Requirement
Write the records out exactly, so that no picture remains in the copy.

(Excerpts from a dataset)
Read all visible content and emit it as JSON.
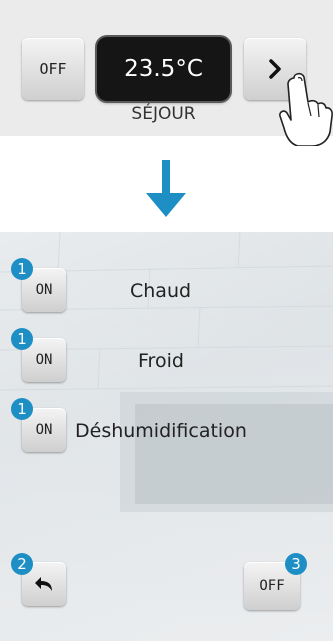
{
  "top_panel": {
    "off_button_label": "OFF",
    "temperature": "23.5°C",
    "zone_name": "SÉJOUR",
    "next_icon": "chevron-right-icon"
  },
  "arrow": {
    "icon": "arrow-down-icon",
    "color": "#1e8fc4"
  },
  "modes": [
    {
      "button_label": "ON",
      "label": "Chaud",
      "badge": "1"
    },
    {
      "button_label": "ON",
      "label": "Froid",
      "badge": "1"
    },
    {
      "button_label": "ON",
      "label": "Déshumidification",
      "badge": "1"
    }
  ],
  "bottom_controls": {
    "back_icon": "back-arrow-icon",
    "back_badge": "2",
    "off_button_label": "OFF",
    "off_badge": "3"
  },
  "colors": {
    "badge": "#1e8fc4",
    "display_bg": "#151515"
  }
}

Finished exercise
Read all visible content and emit it as JSON.
{
  "top_panel": {
    "off_button_label": "OFF",
    "temperature": "23.5°C",
    "zone_name": "SÉJOUR",
    "next_icon": "chevron-right-icon"
  },
  "arrow": {
    "icon": "arrow-down-icon",
    "color": "#1e8fc4"
  },
  "modes": [
    {
      "button_label": "ON",
      "label": "Chaud",
      "badge": "1"
    },
    {
      "button_label": "ON",
      "label": "Froid",
      "badge": "1"
    },
    {
      "button_label": "ON",
      "label": "Déshumidification",
      "badge": "1"
    }
  ],
  "bottom_controls": {
    "back_icon": "back-arrow-icon",
    "back_badge": "2",
    "off_button_label": "OFF",
    "off_badge": "3"
  },
  "colors": {
    "badge": "#1e8fc4",
    "display_bg": "#151515"
  }
}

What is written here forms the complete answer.